BEGIN EXTRACTED INFORMATION
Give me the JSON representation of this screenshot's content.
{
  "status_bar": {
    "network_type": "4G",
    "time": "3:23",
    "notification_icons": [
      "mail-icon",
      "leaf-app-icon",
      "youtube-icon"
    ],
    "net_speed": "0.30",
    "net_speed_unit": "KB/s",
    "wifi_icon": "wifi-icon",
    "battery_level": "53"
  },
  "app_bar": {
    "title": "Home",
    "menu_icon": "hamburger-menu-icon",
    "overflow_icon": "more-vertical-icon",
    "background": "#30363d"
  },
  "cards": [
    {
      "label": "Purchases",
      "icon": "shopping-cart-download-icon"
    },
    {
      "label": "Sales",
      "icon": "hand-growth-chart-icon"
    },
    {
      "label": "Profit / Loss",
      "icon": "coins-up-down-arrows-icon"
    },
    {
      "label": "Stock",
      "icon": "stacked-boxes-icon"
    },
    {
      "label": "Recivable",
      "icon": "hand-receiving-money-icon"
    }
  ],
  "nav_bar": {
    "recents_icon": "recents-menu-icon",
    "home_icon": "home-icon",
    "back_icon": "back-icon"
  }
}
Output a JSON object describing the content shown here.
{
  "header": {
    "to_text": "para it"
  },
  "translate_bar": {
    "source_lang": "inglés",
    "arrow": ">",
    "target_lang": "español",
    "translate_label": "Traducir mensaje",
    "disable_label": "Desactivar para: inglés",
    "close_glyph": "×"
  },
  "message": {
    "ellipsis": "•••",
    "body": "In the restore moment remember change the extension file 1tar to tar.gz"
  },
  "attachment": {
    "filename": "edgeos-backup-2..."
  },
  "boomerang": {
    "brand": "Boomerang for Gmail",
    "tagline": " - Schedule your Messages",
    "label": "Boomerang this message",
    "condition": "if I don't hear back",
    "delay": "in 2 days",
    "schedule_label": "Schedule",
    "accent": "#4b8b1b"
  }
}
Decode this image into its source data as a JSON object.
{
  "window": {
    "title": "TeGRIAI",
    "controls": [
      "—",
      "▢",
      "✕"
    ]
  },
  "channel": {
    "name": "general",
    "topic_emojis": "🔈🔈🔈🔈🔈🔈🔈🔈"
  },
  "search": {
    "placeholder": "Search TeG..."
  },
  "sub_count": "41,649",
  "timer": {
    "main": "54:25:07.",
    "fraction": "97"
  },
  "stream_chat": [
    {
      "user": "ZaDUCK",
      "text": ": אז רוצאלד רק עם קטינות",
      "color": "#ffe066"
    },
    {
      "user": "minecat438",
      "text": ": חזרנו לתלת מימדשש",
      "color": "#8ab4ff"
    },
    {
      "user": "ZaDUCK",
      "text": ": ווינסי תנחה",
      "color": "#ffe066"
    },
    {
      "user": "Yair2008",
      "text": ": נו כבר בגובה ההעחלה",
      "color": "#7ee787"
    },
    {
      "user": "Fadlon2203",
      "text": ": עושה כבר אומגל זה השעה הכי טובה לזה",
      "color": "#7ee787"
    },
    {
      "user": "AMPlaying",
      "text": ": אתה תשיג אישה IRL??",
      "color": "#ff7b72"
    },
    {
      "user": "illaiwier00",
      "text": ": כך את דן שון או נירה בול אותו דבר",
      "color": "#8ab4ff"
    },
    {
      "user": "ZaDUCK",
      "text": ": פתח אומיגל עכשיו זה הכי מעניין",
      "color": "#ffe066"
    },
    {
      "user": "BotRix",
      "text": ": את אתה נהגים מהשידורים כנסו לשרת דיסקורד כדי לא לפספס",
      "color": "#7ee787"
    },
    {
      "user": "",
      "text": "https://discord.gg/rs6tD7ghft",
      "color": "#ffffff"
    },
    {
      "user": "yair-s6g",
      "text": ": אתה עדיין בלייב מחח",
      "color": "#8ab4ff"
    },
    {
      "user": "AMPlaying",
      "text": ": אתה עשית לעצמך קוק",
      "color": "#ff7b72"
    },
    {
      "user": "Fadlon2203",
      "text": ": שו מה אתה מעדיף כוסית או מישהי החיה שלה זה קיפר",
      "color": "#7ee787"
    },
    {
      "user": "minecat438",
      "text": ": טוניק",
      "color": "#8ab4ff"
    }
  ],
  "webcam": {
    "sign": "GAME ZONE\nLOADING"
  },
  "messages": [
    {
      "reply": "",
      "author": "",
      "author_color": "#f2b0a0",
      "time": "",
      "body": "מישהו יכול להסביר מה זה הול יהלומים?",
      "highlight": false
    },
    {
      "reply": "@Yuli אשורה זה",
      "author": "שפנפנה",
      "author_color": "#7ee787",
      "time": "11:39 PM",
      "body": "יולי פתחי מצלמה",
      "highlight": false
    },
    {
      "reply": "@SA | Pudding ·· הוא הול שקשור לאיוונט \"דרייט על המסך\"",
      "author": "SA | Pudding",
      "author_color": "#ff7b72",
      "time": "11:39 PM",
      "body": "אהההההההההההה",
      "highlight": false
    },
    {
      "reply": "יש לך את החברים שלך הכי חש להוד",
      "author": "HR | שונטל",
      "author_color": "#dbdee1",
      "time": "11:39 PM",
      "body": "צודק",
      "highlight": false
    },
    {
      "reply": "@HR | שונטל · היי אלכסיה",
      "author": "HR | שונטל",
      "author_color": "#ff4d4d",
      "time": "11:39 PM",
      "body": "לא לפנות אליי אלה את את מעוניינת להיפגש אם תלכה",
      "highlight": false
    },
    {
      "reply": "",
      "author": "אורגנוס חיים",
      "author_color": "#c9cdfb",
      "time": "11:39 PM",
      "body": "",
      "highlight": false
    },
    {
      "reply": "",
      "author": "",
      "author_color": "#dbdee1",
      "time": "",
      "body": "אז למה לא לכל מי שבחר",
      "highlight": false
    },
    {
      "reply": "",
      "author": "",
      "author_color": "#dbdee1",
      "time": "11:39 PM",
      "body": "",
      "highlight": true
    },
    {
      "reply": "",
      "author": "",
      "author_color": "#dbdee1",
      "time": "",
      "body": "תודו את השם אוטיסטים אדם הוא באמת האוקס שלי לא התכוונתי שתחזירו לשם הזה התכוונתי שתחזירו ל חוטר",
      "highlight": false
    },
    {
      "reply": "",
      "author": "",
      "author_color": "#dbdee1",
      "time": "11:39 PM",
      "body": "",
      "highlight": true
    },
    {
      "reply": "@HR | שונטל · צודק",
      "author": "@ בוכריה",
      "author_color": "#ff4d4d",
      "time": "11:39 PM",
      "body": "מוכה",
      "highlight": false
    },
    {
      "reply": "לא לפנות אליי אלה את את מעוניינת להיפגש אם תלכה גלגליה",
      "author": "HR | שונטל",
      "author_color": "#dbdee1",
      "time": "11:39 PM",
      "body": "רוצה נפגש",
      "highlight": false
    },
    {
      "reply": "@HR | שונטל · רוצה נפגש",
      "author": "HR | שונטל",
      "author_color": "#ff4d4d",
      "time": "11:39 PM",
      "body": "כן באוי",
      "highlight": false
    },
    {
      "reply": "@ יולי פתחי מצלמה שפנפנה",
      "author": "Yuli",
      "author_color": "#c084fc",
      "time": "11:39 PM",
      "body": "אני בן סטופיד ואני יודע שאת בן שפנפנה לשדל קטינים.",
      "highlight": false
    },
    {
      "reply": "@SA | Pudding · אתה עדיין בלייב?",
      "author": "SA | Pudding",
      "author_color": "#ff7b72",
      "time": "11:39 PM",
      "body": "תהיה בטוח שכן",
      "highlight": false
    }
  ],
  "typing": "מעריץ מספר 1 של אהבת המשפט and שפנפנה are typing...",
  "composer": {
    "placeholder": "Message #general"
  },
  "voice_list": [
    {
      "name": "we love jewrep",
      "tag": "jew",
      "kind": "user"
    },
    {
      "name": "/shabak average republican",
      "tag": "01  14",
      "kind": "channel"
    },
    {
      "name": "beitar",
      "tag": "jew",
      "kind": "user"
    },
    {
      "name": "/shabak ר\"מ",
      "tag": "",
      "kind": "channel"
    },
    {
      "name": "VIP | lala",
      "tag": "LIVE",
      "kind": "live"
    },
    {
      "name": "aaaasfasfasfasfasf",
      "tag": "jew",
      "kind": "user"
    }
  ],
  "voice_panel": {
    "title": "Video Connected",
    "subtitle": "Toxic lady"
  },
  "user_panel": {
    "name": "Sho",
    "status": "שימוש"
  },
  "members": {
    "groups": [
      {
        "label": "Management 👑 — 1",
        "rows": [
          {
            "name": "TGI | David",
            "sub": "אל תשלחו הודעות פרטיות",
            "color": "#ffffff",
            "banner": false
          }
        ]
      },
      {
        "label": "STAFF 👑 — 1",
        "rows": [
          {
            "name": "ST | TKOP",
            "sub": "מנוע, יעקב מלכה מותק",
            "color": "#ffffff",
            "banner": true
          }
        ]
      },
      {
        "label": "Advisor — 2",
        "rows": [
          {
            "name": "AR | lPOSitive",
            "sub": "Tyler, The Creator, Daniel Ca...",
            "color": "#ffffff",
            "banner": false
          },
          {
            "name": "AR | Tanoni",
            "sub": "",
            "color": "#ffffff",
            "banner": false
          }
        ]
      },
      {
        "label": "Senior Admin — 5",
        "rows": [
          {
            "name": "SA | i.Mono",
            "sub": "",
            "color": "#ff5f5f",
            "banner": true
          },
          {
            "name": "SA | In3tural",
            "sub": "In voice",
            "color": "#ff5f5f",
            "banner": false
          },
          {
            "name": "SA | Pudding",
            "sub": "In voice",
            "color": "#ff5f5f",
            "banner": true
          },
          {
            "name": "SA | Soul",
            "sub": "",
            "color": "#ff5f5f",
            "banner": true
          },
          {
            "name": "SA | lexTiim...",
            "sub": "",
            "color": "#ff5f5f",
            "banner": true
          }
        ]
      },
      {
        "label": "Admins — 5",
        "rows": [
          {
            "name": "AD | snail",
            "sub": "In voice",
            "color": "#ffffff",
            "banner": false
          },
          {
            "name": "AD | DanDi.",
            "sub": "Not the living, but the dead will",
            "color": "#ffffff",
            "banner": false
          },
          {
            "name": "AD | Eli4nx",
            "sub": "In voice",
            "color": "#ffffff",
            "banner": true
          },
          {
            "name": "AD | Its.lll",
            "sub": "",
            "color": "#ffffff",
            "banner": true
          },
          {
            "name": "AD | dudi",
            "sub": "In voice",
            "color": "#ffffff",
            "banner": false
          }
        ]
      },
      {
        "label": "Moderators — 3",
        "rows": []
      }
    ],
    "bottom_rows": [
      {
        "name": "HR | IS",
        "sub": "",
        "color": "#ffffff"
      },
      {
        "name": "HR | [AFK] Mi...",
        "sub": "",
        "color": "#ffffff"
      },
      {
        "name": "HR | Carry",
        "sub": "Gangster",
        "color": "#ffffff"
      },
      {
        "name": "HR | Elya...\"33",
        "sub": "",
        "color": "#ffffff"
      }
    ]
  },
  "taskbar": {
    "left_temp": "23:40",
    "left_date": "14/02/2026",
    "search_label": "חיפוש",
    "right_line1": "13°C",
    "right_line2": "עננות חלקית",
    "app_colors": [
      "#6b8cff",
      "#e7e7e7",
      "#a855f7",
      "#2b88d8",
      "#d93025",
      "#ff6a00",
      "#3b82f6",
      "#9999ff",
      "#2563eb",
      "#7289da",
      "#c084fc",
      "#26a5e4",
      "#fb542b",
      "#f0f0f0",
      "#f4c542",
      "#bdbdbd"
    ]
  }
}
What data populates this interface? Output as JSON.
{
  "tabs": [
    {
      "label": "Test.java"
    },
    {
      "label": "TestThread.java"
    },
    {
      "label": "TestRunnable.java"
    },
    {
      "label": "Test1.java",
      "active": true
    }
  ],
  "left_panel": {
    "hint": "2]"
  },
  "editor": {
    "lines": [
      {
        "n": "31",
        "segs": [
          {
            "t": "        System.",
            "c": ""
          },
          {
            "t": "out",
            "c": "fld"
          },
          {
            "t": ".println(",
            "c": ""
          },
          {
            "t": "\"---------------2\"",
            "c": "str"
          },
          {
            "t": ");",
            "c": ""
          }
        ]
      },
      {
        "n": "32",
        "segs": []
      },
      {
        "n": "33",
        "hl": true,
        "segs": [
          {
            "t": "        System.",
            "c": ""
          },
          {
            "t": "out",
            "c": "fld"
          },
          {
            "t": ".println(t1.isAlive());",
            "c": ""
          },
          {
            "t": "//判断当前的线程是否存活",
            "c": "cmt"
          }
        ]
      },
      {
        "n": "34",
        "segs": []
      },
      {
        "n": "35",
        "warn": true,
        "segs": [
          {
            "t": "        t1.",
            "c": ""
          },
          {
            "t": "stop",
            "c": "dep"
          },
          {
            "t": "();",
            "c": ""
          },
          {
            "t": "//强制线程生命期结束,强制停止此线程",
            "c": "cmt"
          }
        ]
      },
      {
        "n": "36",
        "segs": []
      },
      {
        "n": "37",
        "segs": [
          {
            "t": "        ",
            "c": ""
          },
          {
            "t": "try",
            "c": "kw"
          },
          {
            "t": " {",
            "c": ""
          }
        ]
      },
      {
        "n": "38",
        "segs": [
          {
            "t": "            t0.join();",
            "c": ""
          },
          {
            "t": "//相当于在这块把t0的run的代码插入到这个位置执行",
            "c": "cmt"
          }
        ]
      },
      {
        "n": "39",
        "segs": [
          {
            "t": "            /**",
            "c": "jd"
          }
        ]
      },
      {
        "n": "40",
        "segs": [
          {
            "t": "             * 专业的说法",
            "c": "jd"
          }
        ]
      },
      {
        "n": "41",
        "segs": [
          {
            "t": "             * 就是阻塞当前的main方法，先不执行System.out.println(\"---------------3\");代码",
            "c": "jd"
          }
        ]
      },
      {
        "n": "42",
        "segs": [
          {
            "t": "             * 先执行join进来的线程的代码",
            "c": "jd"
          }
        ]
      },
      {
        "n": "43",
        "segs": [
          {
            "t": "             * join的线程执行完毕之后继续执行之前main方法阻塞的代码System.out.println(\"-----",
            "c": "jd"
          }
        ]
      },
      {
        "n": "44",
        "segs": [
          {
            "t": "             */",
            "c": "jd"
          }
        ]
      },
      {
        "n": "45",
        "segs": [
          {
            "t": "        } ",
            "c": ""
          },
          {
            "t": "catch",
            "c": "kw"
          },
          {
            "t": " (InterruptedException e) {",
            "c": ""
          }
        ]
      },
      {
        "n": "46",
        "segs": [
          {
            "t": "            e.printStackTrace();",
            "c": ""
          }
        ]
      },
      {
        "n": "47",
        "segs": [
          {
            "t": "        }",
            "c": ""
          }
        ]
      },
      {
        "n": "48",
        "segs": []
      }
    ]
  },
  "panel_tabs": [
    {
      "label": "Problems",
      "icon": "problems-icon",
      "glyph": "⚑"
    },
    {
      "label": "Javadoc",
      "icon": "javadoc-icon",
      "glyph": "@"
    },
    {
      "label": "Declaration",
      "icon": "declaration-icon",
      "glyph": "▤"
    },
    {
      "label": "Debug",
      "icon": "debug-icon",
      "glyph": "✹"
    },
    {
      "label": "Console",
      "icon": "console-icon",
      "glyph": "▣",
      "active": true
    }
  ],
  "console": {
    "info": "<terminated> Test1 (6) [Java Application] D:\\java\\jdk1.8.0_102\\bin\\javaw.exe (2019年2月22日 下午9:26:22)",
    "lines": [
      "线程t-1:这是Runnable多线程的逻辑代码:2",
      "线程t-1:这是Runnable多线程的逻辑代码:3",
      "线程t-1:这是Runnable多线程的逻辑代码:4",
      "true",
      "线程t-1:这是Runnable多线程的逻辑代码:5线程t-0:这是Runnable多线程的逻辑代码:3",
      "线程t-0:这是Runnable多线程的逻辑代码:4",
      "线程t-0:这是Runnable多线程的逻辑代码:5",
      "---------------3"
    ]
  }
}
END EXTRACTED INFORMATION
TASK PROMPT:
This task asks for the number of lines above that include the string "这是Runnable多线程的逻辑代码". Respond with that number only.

TASK RESULT:
6